Determine which lines of the records include the word "icon", and copy them.

# THE RECORDS
• • • •

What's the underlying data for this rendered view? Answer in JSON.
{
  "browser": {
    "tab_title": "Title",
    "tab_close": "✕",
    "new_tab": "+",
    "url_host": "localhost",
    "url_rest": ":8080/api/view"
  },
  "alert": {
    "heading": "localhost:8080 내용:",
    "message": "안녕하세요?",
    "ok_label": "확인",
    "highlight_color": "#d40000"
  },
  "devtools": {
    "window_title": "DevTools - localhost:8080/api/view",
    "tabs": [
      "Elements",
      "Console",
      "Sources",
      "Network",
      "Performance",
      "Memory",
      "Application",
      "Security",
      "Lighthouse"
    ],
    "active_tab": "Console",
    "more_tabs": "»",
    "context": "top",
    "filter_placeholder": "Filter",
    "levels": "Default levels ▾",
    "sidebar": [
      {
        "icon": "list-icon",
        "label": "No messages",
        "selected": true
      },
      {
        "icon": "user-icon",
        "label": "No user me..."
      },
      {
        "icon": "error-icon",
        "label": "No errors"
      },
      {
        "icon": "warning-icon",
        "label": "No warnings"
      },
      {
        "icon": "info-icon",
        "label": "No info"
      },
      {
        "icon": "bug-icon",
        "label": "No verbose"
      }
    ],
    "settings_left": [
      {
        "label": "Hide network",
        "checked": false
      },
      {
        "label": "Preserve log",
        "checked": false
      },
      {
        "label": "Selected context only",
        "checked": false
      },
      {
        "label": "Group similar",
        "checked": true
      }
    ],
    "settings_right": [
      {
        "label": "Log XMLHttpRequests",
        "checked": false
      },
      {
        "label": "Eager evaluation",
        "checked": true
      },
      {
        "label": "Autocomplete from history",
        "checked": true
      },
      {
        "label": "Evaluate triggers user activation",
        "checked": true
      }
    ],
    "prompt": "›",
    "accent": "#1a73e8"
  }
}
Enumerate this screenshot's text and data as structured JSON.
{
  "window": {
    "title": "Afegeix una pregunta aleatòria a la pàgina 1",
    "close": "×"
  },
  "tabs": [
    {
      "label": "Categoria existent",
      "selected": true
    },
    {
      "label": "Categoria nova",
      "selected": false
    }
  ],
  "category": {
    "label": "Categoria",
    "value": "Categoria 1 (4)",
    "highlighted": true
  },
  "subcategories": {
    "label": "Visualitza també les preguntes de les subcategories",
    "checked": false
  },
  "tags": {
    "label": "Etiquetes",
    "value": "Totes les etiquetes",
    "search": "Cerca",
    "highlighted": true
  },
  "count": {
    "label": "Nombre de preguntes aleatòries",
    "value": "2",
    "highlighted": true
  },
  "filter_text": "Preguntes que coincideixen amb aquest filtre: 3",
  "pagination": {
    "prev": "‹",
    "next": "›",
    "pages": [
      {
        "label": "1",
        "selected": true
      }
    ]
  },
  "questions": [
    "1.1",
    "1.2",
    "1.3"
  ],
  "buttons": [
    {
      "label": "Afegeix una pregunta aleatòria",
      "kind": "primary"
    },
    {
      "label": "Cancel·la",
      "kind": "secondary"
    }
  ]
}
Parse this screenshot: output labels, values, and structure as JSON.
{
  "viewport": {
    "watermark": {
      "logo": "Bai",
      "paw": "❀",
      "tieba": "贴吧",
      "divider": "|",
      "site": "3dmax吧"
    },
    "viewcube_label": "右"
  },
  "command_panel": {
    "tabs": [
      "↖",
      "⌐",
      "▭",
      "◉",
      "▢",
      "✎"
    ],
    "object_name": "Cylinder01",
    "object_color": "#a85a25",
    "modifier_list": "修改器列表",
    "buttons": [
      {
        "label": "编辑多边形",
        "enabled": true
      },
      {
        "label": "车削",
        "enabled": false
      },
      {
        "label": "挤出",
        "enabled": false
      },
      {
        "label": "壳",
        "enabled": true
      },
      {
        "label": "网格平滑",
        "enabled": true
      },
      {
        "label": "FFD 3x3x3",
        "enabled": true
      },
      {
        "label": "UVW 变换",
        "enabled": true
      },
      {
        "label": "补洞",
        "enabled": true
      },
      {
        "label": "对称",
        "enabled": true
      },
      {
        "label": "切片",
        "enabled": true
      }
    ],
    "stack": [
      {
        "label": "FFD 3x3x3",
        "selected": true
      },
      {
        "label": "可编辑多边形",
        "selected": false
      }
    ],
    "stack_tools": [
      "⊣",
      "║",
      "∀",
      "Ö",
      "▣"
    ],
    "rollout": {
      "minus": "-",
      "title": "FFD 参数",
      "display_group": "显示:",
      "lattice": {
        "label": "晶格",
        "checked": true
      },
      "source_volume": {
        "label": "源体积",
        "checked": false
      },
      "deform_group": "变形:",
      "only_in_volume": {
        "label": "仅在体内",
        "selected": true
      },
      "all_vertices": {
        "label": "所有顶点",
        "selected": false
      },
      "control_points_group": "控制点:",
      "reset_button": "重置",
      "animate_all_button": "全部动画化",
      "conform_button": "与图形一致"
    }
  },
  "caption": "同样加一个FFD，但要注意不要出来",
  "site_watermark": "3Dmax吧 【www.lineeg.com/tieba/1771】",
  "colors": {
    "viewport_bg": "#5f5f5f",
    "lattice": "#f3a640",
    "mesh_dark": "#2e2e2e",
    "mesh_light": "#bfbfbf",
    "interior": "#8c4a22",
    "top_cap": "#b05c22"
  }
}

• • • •

# ANSWER SPACE
        "icon": "list-icon",
        "icon": "user-icon",
        "icon": "error-icon",
        "icon": "warning-icon",
        "icon": "info-icon",
        "icon": "bug-icon",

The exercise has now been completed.